If it seems members of Congress are diagnosed with prostate cancer (search) more than most other American males, anti-cancer activists say there's a logical reason: They're tested more.

Several congressional prostate cancer survivors, led by Georgia Sen. Saxby Chambliss (search), are uniting Wednesday to encourage men to get screened often for the disease, which is deadly but treatable if detected early enough.

Chambliss, a Republican, learned he had prostate cancer last summer as part of an annual physical given to members of Congress. He has since had surgery, and the disease is in remission.

"We're on the road to winning our battle," Chambliss said. "I want to make sure I communicate my story to men all across Georgia and all across the country. It just proves if you have cancer and find out early about it, you can be cured."

Chambliss has plenty of colleagues to help him spread the message.
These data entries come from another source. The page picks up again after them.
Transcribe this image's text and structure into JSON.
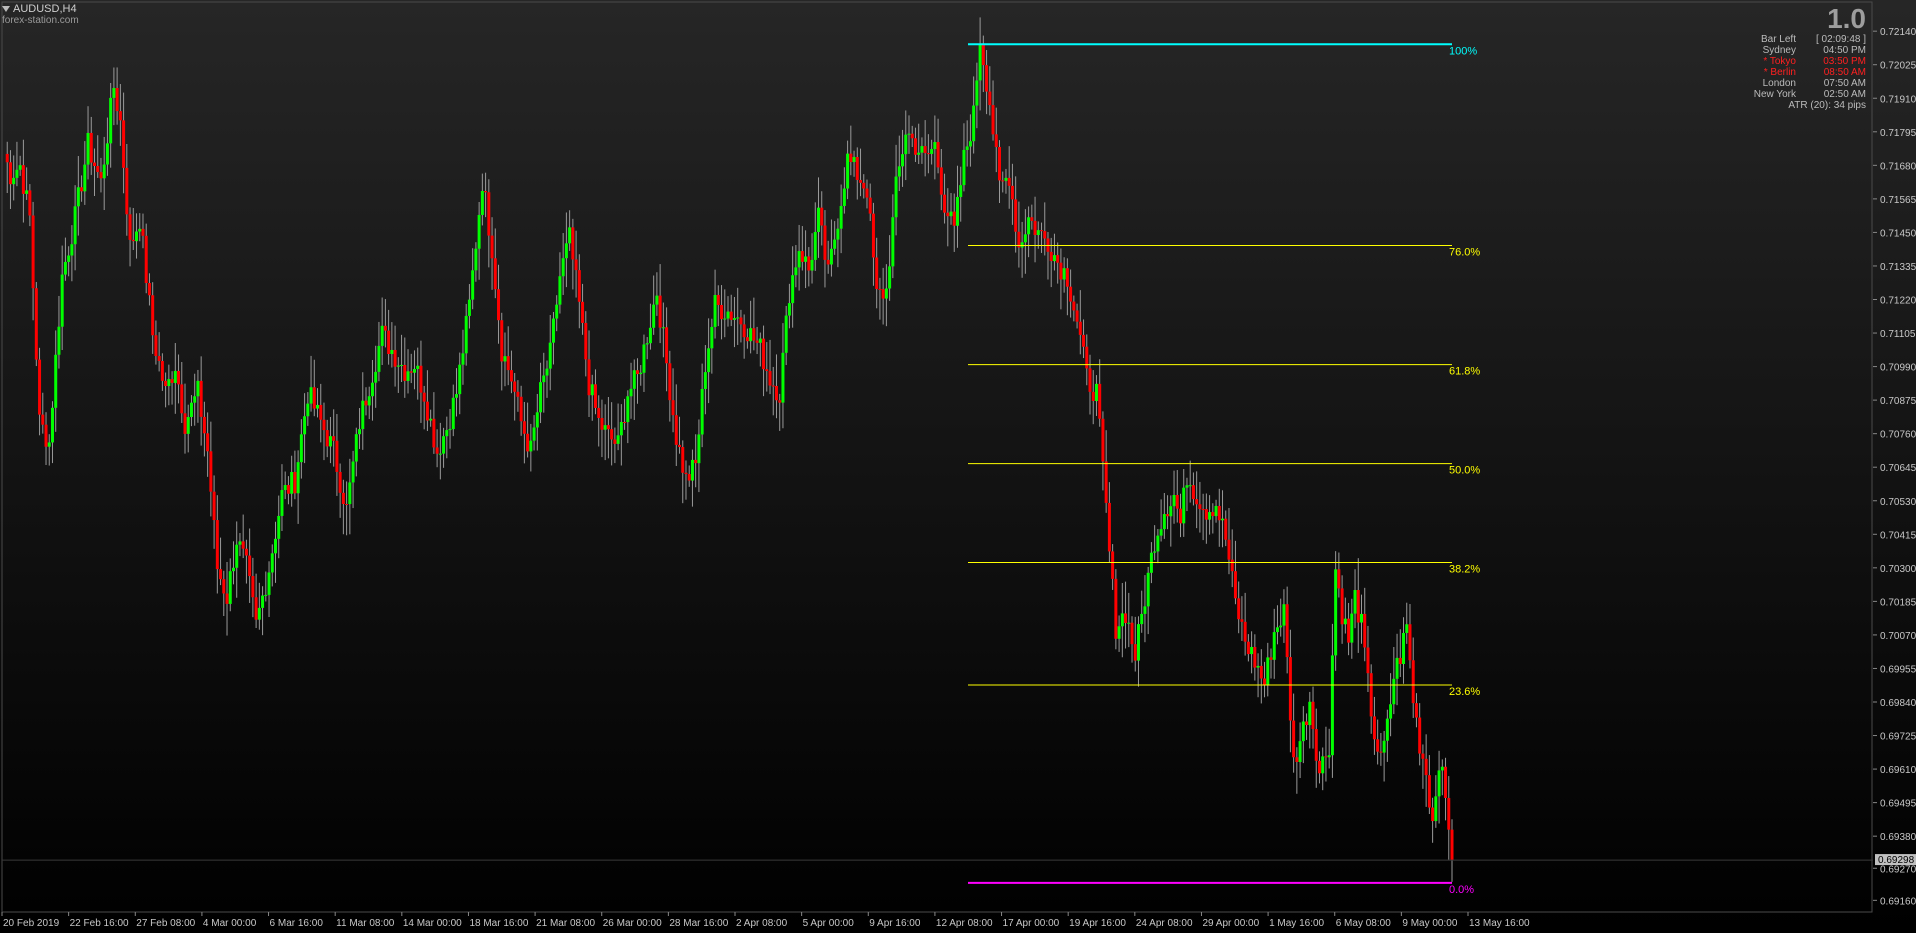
{
  "header": {
    "symbol": "AUDUSD,H4",
    "site": "forex-station.com"
  },
  "info_panel": {
    "big_value": "1.0",
    "rows": [
      {
        "name": "Bar Left",
        "value": "[ 02:09:48 ]",
        "highlight": false
      },
      {
        "name": "Sydney",
        "value": "04:50 PM",
        "highlight": false
      },
      {
        "name": "* Tokyo",
        "value": "03:50 PM",
        "highlight": true
      },
      {
        "name": "* Berlin",
        "value": "08:50 AM",
        "highlight": true
      },
      {
        "name": "London",
        "value": "07:50 AM",
        "highlight": false
      },
      {
        "name": "New York",
        "value": "02:50 AM",
        "highlight": false
      }
    ],
    "atr": "ATR (20): 34 pips"
  },
  "colors": {
    "bull": "#00ff00",
    "bear": "#ff0000",
    "wick": "#9a9a9a",
    "fib_top": "#00ffff",
    "fib_mid": "#ffff00",
    "fib_bottom": "#ff00ff",
    "axis_text": "#c8c8c8",
    "current_price_box": "#c0c0c0"
  },
  "chart_data": {
    "type": "candlestick",
    "symbol": "AUDUSD",
    "timeframe": "H4",
    "ylim": [
      0.6912,
      0.7224
    ],
    "y_ticks": [
      "0.72140",
      "0.72025",
      "0.71910",
      "0.71795",
      "0.71680",
      "0.71565",
      "0.71450",
      "0.71335",
      "0.71220",
      "0.71105",
      "0.70990",
      "0.70875",
      "0.70760",
      "0.70645",
      "0.70530",
      "0.70415",
      "0.70300",
      "0.70185",
      "0.70070",
      "0.69955",
      "0.69840",
      "0.69725",
      "0.69610",
      "0.69495",
      "0.69380",
      "0.69270",
      "0.69160"
    ],
    "x_ticks": [
      "20 Feb 2019",
      "22 Feb 16:00",
      "27 Feb 08:00",
      "4 Mar 00:00",
      "6 Mar 16:00",
      "11 Mar 08:00",
      "14 Mar 00:00",
      "18 Mar 16:00",
      "21 Mar 08:00",
      "26 Mar 00:00",
      "28 Mar 16:00",
      "2 Apr 08:00",
      "5 Apr 00:00",
      "9 Apr 16:00",
      "12 Apr 08:00",
      "17 Apr 00:00",
      "19 Apr 16:00",
      "24 Apr 08:00",
      "29 Apr 00:00",
      "1 May 16:00",
      "6 May 08:00",
      "9 May 00:00",
      "13 May 16:00"
    ],
    "current_price": "0.69298",
    "current_price_value": 0.69298,
    "waypoints": [
      [
        0,
        0.7172
      ],
      [
        2,
        0.7165
      ],
      [
        5,
        0.7168
      ],
      [
        8,
        0.715
      ],
      [
        11,
        0.708
      ],
      [
        14,
        0.7073
      ],
      [
        18,
        0.713
      ],
      [
        22,
        0.715
      ],
      [
        26,
        0.7175
      ],
      [
        30,
        0.7162
      ],
      [
        34,
        0.7195
      ],
      [
        36,
        0.7183
      ],
      [
        39,
        0.714
      ],
      [
        42,
        0.715
      ],
      [
        46,
        0.711
      ],
      [
        50,
        0.709
      ],
      [
        53,
        0.71
      ],
      [
        56,
        0.708
      ],
      [
        60,
        0.709
      ],
      [
        63,
        0.707
      ],
      [
        66,
        0.703
      ],
      [
        69,
        0.702
      ],
      [
        72,
        0.704
      ],
      [
        75,
        0.703
      ],
      [
        78,
        0.701
      ],
      [
        82,
        0.703
      ],
      [
        86,
        0.7055
      ],
      [
        90,
        0.706
      ],
      [
        94,
        0.709
      ],
      [
        98,
        0.708
      ],
      [
        102,
        0.707
      ],
      [
        106,
        0.705
      ],
      [
        110,
        0.708
      ],
      [
        113,
        0.7093
      ],
      [
        117,
        0.711
      ],
      [
        121,
        0.7103
      ],
      [
        124,
        0.7098
      ],
      [
        127,
        0.71
      ],
      [
        130,
        0.709
      ],
      [
        134,
        0.707
      ],
      [
        137,
        0.7078
      ],
      [
        140,
        0.709
      ],
      [
        144,
        0.712
      ],
      [
        148,
        0.7163
      ],
      [
        151,
        0.714
      ],
      [
        154,
        0.7105
      ],
      [
        157,
        0.7095
      ],
      [
        160,
        0.708
      ],
      [
        163,
        0.707
      ],
      [
        166,
        0.709
      ],
      [
        169,
        0.7103
      ],
      [
        172,
        0.713
      ],
      [
        175,
        0.7143
      ],
      [
        178,
        0.712
      ],
      [
        181,
        0.7093
      ],
      [
        184,
        0.708
      ],
      [
        187,
        0.7075
      ],
      [
        190,
        0.7072
      ],
      [
        193,
        0.709
      ],
      [
        196,
        0.7095
      ],
      [
        199,
        0.711
      ],
      [
        202,
        0.7125
      ],
      [
        205,
        0.71
      ],
      [
        208,
        0.7075
      ],
      [
        211,
        0.706
      ],
      [
        214,
        0.7065
      ],
      [
        217,
        0.71
      ],
      [
        220,
        0.712
      ],
      [
        224,
        0.7118
      ],
      [
        228,
        0.7115
      ],
      [
        231,
        0.711
      ],
      [
        234,
        0.7105
      ],
      [
        237,
        0.7095
      ],
      [
        240,
        0.709
      ],
      [
        243,
        0.7125
      ],
      [
        246,
        0.714
      ],
      [
        249,
        0.7132
      ],
      [
        252,
        0.715
      ],
      [
        255,
        0.713
      ],
      [
        258,
        0.715
      ],
      [
        261,
        0.717
      ],
      [
        264,
        0.7165
      ],
      [
        267,
        0.716
      ],
      [
        270,
        0.7123
      ],
      [
        273,
        0.7125
      ],
      [
        276,
        0.716
      ],
      [
        279,
        0.718
      ],
      [
        282,
        0.7175
      ],
      [
        285,
        0.717
      ],
      [
        288,
        0.7175
      ],
      [
        291,
        0.7155
      ],
      [
        294,
        0.7145
      ],
      [
        297,
        0.717
      ],
      [
        300,
        0.7185
      ],
      [
        302,
        0.7212
      ],
      [
        305,
        0.719
      ],
      [
        308,
        0.716
      ],
      [
        311,
        0.7165
      ],
      [
        314,
        0.714
      ],
      [
        317,
        0.715
      ],
      [
        320,
        0.7145
      ],
      [
        323,
        0.7142
      ],
      [
        326,
        0.7135
      ],
      [
        329,
        0.713
      ],
      [
        332,
        0.7115
      ],
      [
        335,
        0.7095
      ],
      [
        338,
        0.709
      ],
      [
        341,
        0.705
      ],
      [
        342,
        0.7035
      ],
      [
        344,
        0.701
      ],
      [
        347,
        0.7015
      ],
      [
        350,
        0.7
      ],
      [
        353,
        0.702
      ],
      [
        356,
        0.704
      ],
      [
        359,
        0.705
      ],
      [
        362,
        0.7055
      ],
      [
        364,
        0.7045
      ],
      [
        366,
        0.7062
      ],
      [
        369,
        0.7055
      ],
      [
        372,
        0.705
      ],
      [
        375,
        0.7052
      ],
      [
        378,
        0.704
      ],
      [
        381,
        0.7018
      ],
      [
        384,
        0.7005
      ],
      [
        387,
        0.6998
      ],
      [
        390,
        0.699
      ],
      [
        393,
        0.7008
      ],
      [
        396,
        0.7015
      ],
      [
        399,
        0.6963
      ],
      [
        402,
        0.6975
      ],
      [
        404,
        0.6985
      ],
      [
        407,
        0.696
      ],
      [
        410,
        0.697
      ],
      [
        412,
        0.703
      ],
      [
        414,
        0.7015
      ],
      [
        416,
        0.7005
      ],
      [
        418,
        0.702
      ],
      [
        420,
        0.701
      ],
      [
        422,
        0.699
      ],
      [
        424,
        0.6973
      ],
      [
        426,
        0.6963
      ],
      [
        428,
        0.6975
      ],
      [
        430,
        0.6993
      ],
      [
        432,
        0.7
      ],
      [
        434,
        0.701
      ],
      [
        436,
        0.6985
      ],
      [
        438,
        0.697
      ],
      [
        440,
        0.696
      ],
      [
        442,
        0.6943
      ],
      [
        444,
        0.6965
      ],
      [
        446,
        0.695
      ],
      [
        448,
        0.6935
      ]
    ],
    "fibonacci": {
      "high": 0.72095,
      "low": 0.6922,
      "levels": [
        {
          "label": "100%",
          "ratio": 1.0,
          "color": "#00ffff"
        },
        {
          "label": "76.0%",
          "ratio": 0.76,
          "color": "#ffff00"
        },
        {
          "label": "61.8%",
          "ratio": 0.618,
          "color": "#ffff00"
        },
        {
          "label": "50.0%",
          "ratio": 0.5,
          "color": "#ffff00"
        },
        {
          "label": "38.2%",
          "ratio": 0.382,
          "color": "#ffff00"
        },
        {
          "label": "23.6%",
          "ratio": 0.236,
          "color": "#ffff00"
        },
        {
          "label": "0.0%",
          "ratio": 0.0,
          "color": "#ff00ff"
        }
      ]
    }
  }
}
Fellow prostate cancer survivors in the Senate include both of Alabama's Republican senators, Richard Shelby (search) and Jeff Sessions (search), Idaho Republican Mike Crapo (search) and South Dakota Democrat Tim Johnson (search). Congressmen who were diagnosed with it include Jim Marshall (search), D-Ga., Duke Cunningham (search), R-Calif., and Frank LoBiondo (search), R-N.J.

"I think for years that people died of cancer, and it probably came from prostate cancer but people didn't know what it was," Shelby said. "Now you can save people's lives."

Shelby and most of the others will participate in the awareness event Wednesday outside the Capitol. Also expected to attend are two survivors from the baseball world, former Los Angeles Dodgers manager Tommy Lasorda (search) and former New York Mets third baseman Robin Ventura (search).

Jamie Bearse, spokesman for the National Prostate Cancer Coalition, said about 48 percent of men over 50 haven't been screened. That's troubling considering one out of six men get the disease in their lifetimes, and only a third survive five years if it isn't detected early.

Sessions said screening is an easy procedure that takes only about 10 minutes.

"They draw blood, may check your cholesterol and PSA at the same time," Sessions said. "If that comes back positive, they can do a biopsy that will confirm the PSA."